Vitamin E is a fat-soluble vitamin and an antioxidant. Vitamin E protects the body's cells from the actions of free radicals (oxidants). Free radicals are the waste products of energy metabolism in the body. Free radicals can damage body cells through oxidation. Respiratory infections (such as the common cold) are common in the elderly. This is due to decreased immune system function. Nutritional status is an important determinant of immune system function.

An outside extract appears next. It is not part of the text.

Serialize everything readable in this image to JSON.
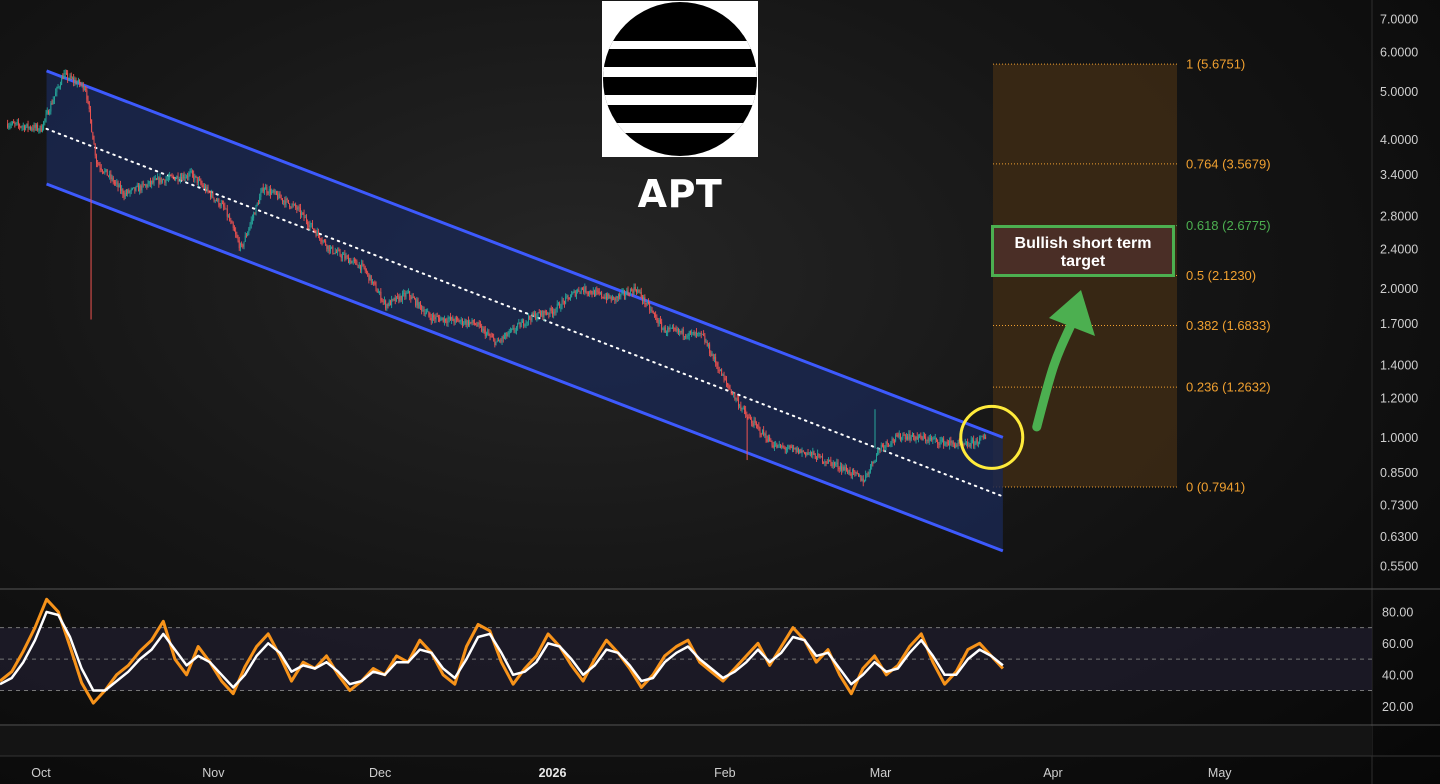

A recent study of 617 elderly nursing home residents showed that those who received supplementation with vitamin E 200 IU (international units) once daily for 1 year had significantly fewer colds than those who received no supplementation. Foods that are rich in vitamin E include nuts, oils, green leafy vegetables and fortified cereals. The recommended daily allowance for vitamin E is 22.5 IU (international units) per day for men and women 14 years of age and older. The upper tolerable intake level for vitamin E is 1,000 mg (1,500 IU) per day. Other ways to prevent colds include adequate rest, frequent hand washing, and avoiding contact with sick persons.